BEGIN Excerpted data

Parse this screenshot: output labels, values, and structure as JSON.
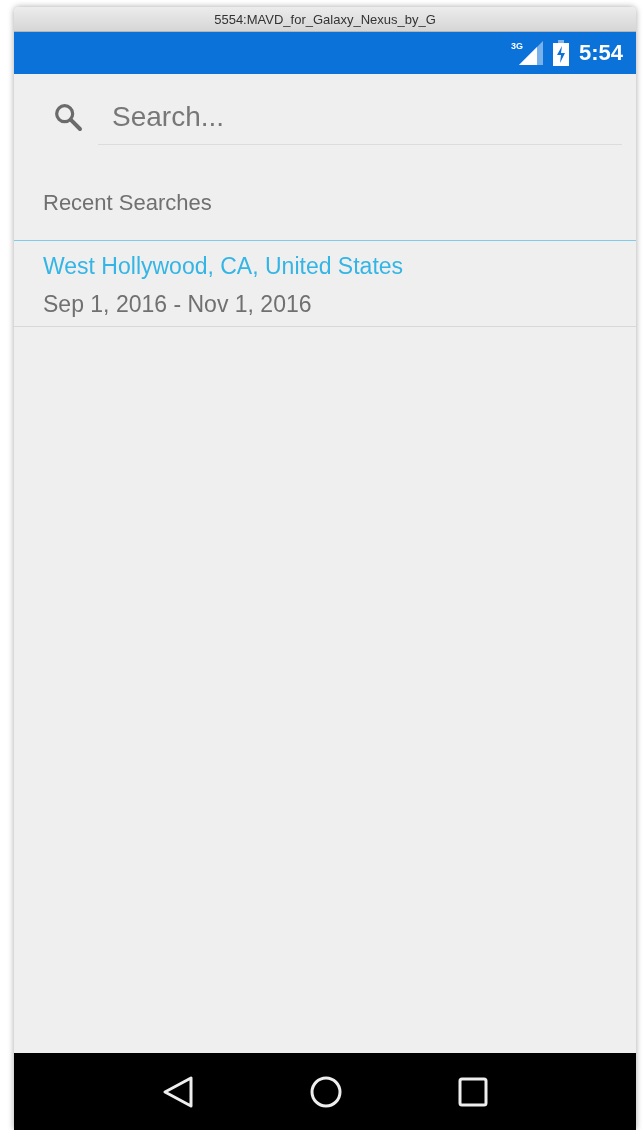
{
  "window": {
    "title": "5554:MAVD_for_Galaxy_Nexus_by_G"
  },
  "status_bar": {
    "network_type": "3G",
    "time": "5:54"
  },
  "search": {
    "placeholder": "Search..."
  },
  "recent_searches": {
    "heading": "Recent Searches",
    "items": [
      {
        "place": "West Hollywood, CA, United States",
        "dates": "Sep 1, 2016 - Nov 1, 2016"
      }
    ]
  }
}
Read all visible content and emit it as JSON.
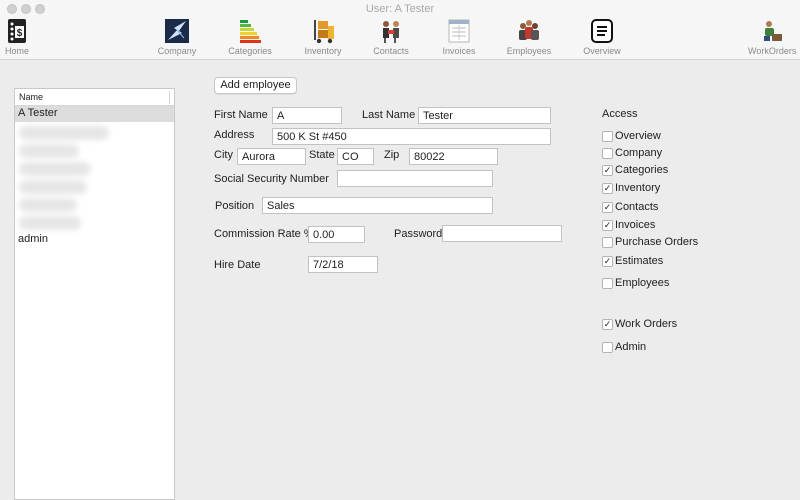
{
  "window": {
    "title": "User: A Tester"
  },
  "toolbar": {
    "items": [
      {
        "label": "Home"
      },
      {
        "label": "Company"
      },
      {
        "label": "Categories"
      },
      {
        "label": "Inventory"
      },
      {
        "label": "Contacts"
      },
      {
        "label": "Invoices"
      },
      {
        "label": "Employees"
      },
      {
        "label": "Overview"
      },
      {
        "label": "WorkOrders"
      }
    ]
  },
  "employee_list": {
    "column_header": "Name",
    "rows": [
      {
        "name": "A Tester",
        "selected": true
      },
      {
        "name": "admin",
        "selected": false
      }
    ]
  },
  "form": {
    "add_button": "Add employee",
    "first_name_label": "First Name",
    "first_name": "A",
    "last_name_label": "Last Name",
    "last_name": "Tester",
    "address_label": "Address",
    "address": "500 K St #450",
    "city_label": "City",
    "city": "Aurora",
    "state_label": "State",
    "state": "CO",
    "zip_label": "Zip",
    "zip": "80022",
    "ssn_label": "Social Security Number",
    "ssn": "",
    "position_label": "Position",
    "position": "Sales",
    "commission_label": "Commission Rate %",
    "commission": "0.00",
    "password_label": "Password",
    "password": "",
    "hire_date_label": "Hire Date",
    "hire_date": "7/2/18"
  },
  "access": {
    "title": "Access",
    "items": [
      {
        "label": "Overview",
        "checked": false
      },
      {
        "label": "Company",
        "checked": false
      },
      {
        "label": "Categories",
        "checked": true
      },
      {
        "label": "Inventory",
        "checked": true
      },
      {
        "label": "Contacts",
        "checked": true
      },
      {
        "label": "Invoices",
        "checked": true
      },
      {
        "label": "Purchase Orders",
        "checked": false
      },
      {
        "label": "Estimates",
        "checked": true
      },
      {
        "label": "Employees",
        "checked": false
      },
      {
        "label": "Work Orders",
        "checked": true
      },
      {
        "label": "Admin",
        "checked": false
      }
    ]
  }
}
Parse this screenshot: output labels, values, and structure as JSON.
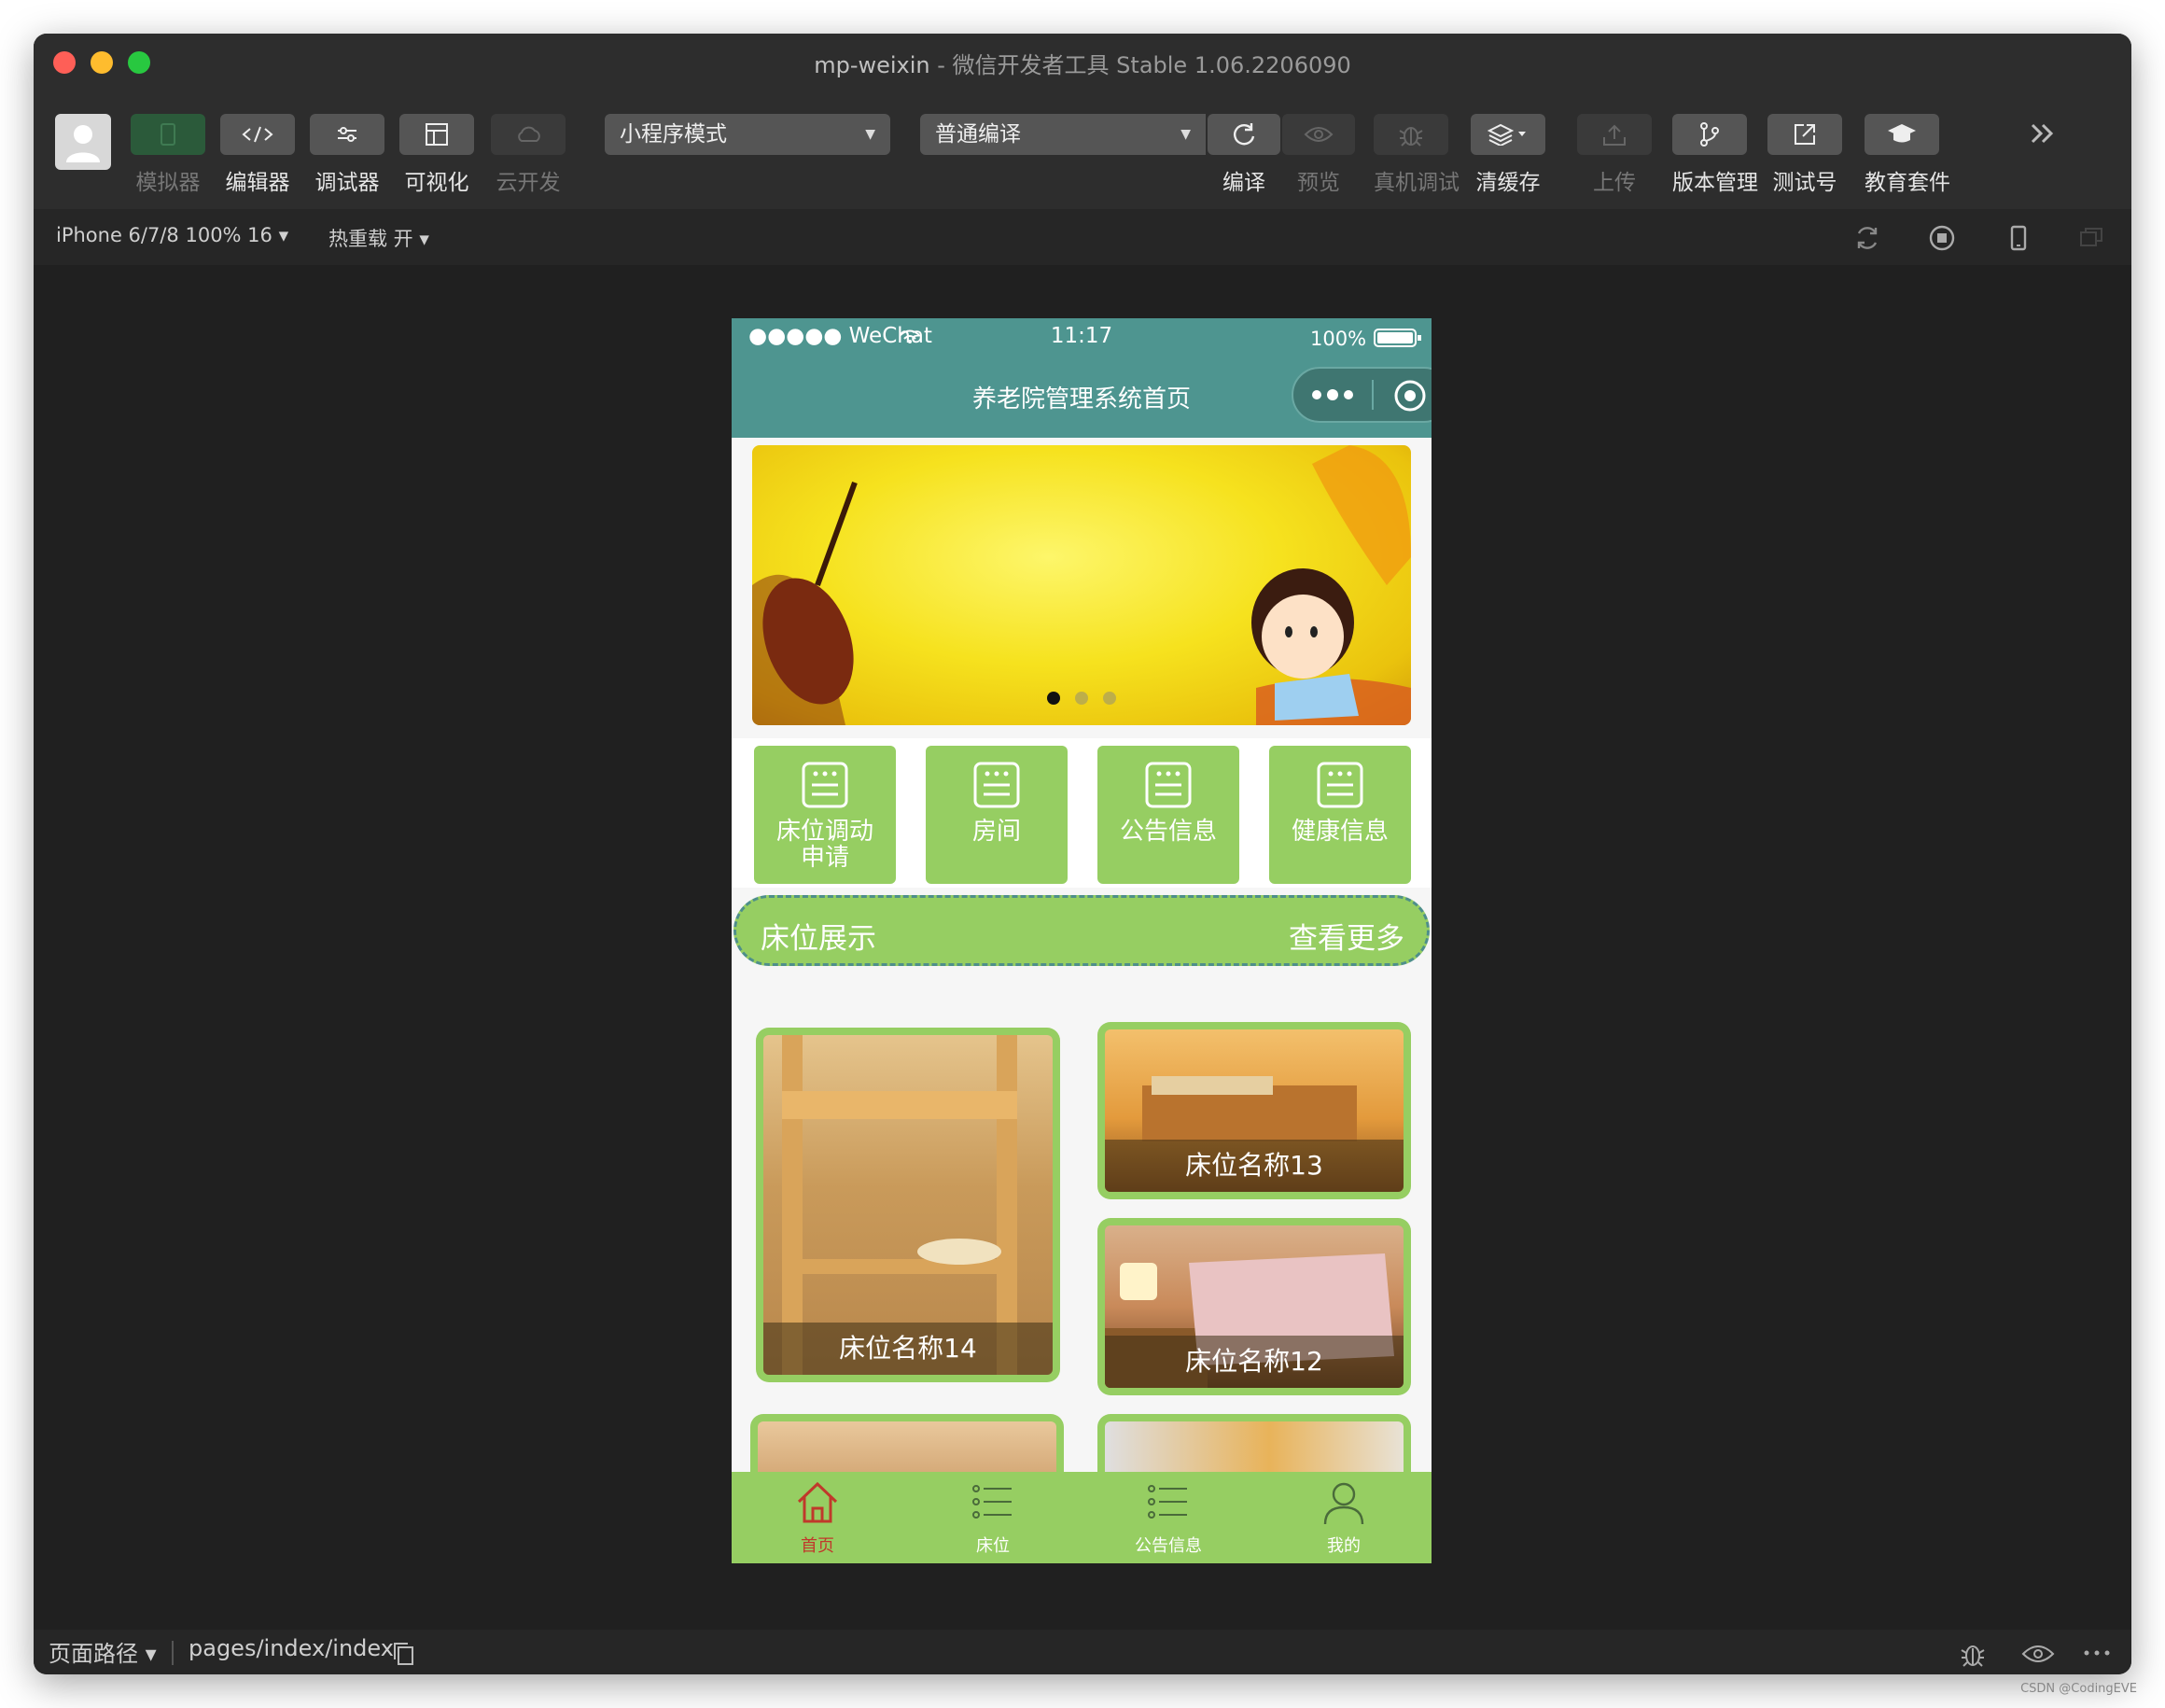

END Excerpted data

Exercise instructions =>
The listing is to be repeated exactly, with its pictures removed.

Your solution =>
Parse this screenshot: output labels, values, and structure as JSON.
{
  "window": {
    "title": "5554:MAVD_for_Galaxy_Nexus_by_G"
  },
  "status_bar": {
    "network_type": "3G",
    "time": "5:54"
  },
  "search": {
    "placeholder": "Search..."
  },
  "recent_searches": {
    "heading": "Recent Searches",
    "items": [
      {
        "place": "West Hollywood, CA, United States",
        "dates": "Sep 1, 2016 - Nov 1, 2016"
      }
    ]
  }
}
Read all visible content and emit it as JSON.
{
  "window": {
    "title": "User: A Tester"
  },
  "toolbar": {
    "items": [
      {
        "label": "Home"
      },
      {
        "label": "Company"
      },
      {
        "label": "Categories"
      },
      {
        "label": "Inventory"
      },
      {
        "label": "Contacts"
      },
      {
        "label": "Invoices"
      },
      {
        "label": "Employees"
      },
      {
        "label": "Overview"
      },
      {
        "label": "WorkOrders"
      }
    ]
  },
  "employee_list": {
    "column_header": "Name",
    "rows": [
      {
        "name": "A Tester",
        "selected": true
      },
      {
        "name": "admin",
        "selected": false
      }
    ]
  },
  "form": {
    "add_button": "Add employee",
    "first_name_label": "First Name",
    "first_name": "A",
    "last_name_label": "Last Name",
    "last_name": "Tester",
    "address_label": "Address",
    "address": "500 K St #450",
    "city_label": "City",
    "city": "Aurora",
    "state_label": "State",
    "state": "CO",
    "zip_label": "Zip",
    "zip": "80022",
    "ssn_label": "Social Security Number",
    "ssn": "",
    "position_label": "Position",
    "position": "Sales",
    "commission_label": "Commission Rate %",
    "commission": "0.00",
    "password_label": "Password",
    "password": "",
    "hire_date_label": "Hire Date",
    "hire_date": "7/2/18"
  },
  "access": {
    "title": "Access",
    "items": [
      {
        "label": "Overview",
        "checked": false
      },
      {
        "label": "Company",
        "checked": false
      },
      {
        "label": "Categories",
        "checked": true
      },
      {
        "label": "Inventory",
        "checked": true
      },
      {
        "label": "Contacts",
        "checked": true
      },
      {
        "label": "Invoices",
        "checked": true
      },
      {
        "label": "Purchase Orders",
        "checked": false
      },
      {
        "label": "Estimates",
        "checked": true
      },
      {
        "label": "Employees",
        "checked": false
      },
      {
        "label": "Work Orders",
        "checked": true
      },
      {
        "label": "Admin",
        "checked": false
      }
    ]
  }
}
Parse this screenshot: output labels, values, and structure as JSON.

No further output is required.